(Excerpts from a dataset)
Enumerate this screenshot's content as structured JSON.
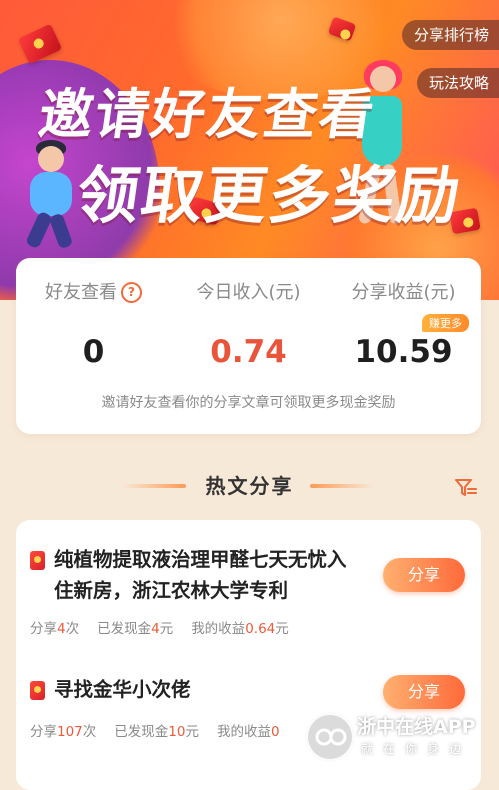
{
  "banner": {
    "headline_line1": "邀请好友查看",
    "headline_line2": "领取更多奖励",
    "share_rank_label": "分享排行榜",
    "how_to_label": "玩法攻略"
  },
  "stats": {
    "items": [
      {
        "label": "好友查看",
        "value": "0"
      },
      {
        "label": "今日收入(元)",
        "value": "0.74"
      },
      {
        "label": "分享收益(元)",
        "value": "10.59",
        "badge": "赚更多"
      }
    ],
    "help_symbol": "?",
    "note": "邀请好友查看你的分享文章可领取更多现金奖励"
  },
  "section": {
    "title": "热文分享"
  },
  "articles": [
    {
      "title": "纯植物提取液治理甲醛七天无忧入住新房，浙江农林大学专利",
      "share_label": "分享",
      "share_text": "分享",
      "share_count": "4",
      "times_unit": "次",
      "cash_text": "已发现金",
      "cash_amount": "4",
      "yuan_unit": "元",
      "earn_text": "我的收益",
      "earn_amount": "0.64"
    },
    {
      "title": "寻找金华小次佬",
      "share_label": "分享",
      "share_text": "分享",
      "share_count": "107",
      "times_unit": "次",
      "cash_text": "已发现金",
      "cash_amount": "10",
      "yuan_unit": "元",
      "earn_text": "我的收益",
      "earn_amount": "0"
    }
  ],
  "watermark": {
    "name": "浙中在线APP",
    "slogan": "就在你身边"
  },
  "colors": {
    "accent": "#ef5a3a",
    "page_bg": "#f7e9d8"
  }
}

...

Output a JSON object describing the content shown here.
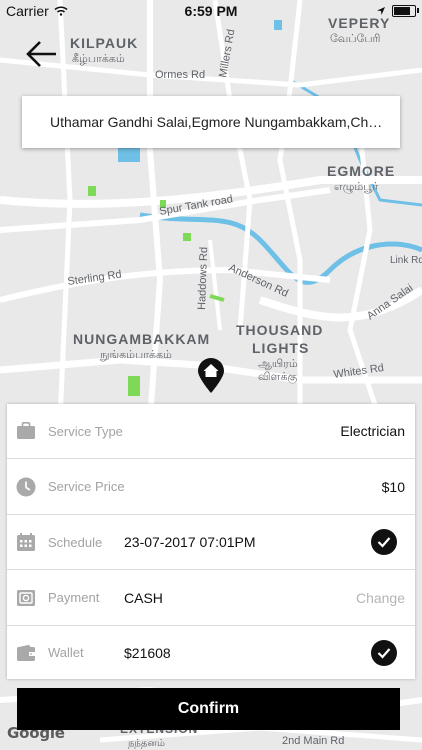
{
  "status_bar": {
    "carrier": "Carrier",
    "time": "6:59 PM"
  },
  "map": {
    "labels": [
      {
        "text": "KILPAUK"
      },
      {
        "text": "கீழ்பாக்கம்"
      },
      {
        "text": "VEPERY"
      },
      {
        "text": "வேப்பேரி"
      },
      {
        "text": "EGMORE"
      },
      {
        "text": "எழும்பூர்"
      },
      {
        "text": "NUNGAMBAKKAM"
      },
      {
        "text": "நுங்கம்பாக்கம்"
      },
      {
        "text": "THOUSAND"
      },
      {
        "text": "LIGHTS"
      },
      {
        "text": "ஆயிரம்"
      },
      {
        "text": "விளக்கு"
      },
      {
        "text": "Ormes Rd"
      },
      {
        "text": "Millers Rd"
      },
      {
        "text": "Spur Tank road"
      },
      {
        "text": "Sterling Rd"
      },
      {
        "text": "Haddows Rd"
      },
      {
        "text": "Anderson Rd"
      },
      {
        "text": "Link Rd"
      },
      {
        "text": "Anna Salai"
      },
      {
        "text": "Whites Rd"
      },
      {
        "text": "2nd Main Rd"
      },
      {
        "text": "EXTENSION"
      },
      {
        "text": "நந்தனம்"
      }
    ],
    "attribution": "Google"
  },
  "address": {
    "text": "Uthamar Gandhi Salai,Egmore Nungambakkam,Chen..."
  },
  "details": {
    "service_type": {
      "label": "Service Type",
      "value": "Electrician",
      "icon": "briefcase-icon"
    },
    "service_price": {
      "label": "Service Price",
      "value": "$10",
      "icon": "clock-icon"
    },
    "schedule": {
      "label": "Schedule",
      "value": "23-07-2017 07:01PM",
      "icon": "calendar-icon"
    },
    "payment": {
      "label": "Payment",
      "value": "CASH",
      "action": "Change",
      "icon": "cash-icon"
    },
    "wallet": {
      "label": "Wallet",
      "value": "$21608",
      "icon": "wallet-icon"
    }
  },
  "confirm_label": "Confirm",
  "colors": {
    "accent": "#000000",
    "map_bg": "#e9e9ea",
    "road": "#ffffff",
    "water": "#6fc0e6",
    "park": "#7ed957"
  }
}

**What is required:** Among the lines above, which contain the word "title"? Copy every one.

**Finished exercise:**
    "title": "热文分享"
      "title": "纯植物提取液治理甲醛七天无忧入住新房，浙江农林大学专利",
      "title": "寻找金华小次佬",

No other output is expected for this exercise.